Sarnath and SINI
We are staying at the Sarnath International Nyingma Institute.
SINI is an amazing complex built brick by brick, literally, by a handful of volunteers.
While the final product is the result of hundreds of people it was driven by one powerful and stunning woman, Tsering Gellek, Tsering (think Serene) is the leader, but more importantly the heart of what you see and feel here.
SINI has four buildings, the temple, the school, and then two wings of boarding. One for volunteers, and guests and the other for the monks that board here on a three-year program.
SINI has many purposes, but the one that I related to best is the English for Dharma purpose.
This program is a three-year long program, for both students and teachers and designed to provide students from Tibetan monasteries with complete English language immersion both residentially and academically.
These monks sit daily with the staff not only in classrooms but in the dining hall and out and about on field trips or daily errands into town.
This is where I ran straight into a western prejudice and more importantly a western privileged way of thinking.
When in Tibet, these monks learn by rote. They can recite the sutras beautifully in their own native language, and then many can continue to do so in Sanskrit and/or Pali, but that is where we diverge radically.
When you are taught by rote, you know the words, but do you know the actual meaning of the words?

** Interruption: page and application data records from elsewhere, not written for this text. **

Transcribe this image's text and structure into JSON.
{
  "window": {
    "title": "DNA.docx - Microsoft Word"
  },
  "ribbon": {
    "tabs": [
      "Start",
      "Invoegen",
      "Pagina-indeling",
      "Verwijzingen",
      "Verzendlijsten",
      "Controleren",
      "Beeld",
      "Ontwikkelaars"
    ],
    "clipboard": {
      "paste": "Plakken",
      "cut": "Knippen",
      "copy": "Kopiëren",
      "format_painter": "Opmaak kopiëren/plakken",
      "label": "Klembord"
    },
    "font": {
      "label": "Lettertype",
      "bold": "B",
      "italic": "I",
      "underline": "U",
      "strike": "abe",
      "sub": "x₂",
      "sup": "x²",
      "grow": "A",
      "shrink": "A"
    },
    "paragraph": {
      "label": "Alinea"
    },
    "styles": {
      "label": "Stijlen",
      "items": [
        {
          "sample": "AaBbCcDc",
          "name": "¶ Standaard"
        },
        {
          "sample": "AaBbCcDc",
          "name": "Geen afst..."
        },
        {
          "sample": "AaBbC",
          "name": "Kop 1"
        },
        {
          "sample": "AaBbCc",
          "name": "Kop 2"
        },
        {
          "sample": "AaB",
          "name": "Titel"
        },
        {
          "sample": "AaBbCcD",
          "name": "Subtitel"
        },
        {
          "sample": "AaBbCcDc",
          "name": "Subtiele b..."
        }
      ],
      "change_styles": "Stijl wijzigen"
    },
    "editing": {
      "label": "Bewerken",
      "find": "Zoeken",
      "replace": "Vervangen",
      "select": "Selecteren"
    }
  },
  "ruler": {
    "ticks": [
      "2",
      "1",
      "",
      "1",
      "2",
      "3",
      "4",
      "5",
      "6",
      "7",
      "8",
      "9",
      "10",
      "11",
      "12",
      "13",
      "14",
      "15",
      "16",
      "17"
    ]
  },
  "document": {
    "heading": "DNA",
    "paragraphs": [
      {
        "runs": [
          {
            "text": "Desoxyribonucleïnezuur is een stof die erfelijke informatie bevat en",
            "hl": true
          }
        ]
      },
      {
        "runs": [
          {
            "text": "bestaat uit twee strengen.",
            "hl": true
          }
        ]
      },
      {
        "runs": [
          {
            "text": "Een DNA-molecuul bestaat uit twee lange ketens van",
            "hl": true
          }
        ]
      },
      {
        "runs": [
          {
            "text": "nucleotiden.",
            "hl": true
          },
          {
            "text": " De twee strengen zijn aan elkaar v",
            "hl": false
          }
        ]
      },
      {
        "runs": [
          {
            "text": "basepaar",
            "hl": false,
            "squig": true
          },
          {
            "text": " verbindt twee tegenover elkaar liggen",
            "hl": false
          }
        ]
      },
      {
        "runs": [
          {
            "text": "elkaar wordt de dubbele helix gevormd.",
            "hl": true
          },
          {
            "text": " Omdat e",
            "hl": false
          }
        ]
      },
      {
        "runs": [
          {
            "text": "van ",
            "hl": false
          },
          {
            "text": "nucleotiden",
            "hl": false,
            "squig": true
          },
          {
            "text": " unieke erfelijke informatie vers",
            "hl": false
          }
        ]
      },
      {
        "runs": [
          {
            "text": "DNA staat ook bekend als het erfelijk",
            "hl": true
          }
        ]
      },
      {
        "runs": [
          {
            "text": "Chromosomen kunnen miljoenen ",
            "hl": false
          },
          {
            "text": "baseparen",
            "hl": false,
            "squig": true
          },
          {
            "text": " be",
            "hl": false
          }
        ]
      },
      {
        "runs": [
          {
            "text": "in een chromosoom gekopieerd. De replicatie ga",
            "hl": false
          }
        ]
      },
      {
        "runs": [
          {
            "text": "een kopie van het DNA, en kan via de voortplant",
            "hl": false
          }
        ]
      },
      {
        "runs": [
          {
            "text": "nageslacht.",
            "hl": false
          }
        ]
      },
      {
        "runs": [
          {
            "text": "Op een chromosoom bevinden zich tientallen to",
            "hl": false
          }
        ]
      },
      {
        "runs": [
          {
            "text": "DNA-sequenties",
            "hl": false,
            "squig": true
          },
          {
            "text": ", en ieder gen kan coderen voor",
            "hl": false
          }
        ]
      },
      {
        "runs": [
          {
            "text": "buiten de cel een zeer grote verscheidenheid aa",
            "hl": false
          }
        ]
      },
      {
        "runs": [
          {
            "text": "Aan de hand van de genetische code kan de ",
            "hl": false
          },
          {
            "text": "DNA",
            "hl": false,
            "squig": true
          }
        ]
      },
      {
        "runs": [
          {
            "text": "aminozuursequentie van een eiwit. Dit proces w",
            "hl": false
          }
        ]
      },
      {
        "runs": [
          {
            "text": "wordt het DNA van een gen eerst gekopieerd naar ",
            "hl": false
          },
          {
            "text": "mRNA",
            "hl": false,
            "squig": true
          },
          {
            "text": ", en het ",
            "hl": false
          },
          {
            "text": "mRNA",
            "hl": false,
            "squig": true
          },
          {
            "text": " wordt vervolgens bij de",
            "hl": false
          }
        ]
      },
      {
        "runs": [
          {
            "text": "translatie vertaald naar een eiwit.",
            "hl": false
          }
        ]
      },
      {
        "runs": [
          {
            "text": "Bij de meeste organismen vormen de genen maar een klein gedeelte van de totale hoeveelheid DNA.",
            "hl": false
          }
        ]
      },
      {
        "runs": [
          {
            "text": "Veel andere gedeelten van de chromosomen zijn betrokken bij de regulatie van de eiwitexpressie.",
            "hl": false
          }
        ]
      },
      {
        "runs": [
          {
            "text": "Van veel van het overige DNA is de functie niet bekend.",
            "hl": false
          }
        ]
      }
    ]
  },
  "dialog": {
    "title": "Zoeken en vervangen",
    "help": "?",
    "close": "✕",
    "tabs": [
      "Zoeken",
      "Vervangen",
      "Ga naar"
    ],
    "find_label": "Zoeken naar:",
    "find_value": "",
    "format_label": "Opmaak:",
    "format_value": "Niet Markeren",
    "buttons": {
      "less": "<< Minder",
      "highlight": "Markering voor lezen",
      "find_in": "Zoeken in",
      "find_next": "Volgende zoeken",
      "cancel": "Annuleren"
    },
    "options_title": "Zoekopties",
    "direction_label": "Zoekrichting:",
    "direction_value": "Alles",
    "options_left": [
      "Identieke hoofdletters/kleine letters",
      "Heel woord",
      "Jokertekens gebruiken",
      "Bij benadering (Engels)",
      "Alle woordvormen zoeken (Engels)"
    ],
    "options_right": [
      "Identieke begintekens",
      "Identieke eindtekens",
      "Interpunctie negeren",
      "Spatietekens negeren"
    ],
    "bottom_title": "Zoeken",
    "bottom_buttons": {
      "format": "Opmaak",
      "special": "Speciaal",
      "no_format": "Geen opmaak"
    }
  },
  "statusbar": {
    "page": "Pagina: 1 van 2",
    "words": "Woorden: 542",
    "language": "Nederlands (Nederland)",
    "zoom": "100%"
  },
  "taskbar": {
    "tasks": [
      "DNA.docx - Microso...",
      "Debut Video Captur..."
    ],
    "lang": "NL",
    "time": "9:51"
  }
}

Do you understand what is behind the words that you speak?
When you learn by rote, do you understand that to question is the greater path to learning?
When you learn by rote do you really learn anything at all?
I have spoken to the teachers about how rewarding and yet difficult it is to teach in these circumstances.
This is NOT a discussion on the students, this is a discussion on the concept of learning and how we are taught effects what we are taught.
This is Khyenrab Wozher. Last night he asked what state in the United States I was from, and I told him California.
He instantly said Fire! We are just coming off of the worst fires in Northern California where so many people in the Sonoma/Napa area lost their homes and some their lives.
Khyenrab knew of the fires because they had held a prayer session during the fires, he then insisted that since I was from the area and could smell the smoke that I was very brave to have been in such a dangerous situation.
I attempted to explain that I lived far away but he still was very concerned.
We then had a discussion of the how and why of fire. It is difficult to explain to someone that comes from an area where underbrush is not the most prevalent part of your forest system, and where dryness is the definitely not the norm how a small fire can become a raging fire in just moments. Khyenrab spent a lot of time questioning me and trying to learn.
He asked, what kills fire? I tried to explain that water kills fire, but then one must explain the concept of giant fire hoses and even the idea that airplanes can drop water from the sky. If you had a video it would be simple, but over the dinner table, it is an entirely different skill set for both of us to understand each other.
I was so heartened by his kindness and moved by his intense desire to learn.
SINI is a very special place and my hats are off to each and everyone one that is here, out of the kindness of their hearts, to better the lives of others through their contributions of time and love.
My special thanks to Renatta for sharing her room, her knowledge and her kindness, to Patricia for her eagerness to help me understand the learning process at SINI, to Doug for his laughter and to Andy for his downright American wholesomeness and joy and Todd for helping me teach about fire.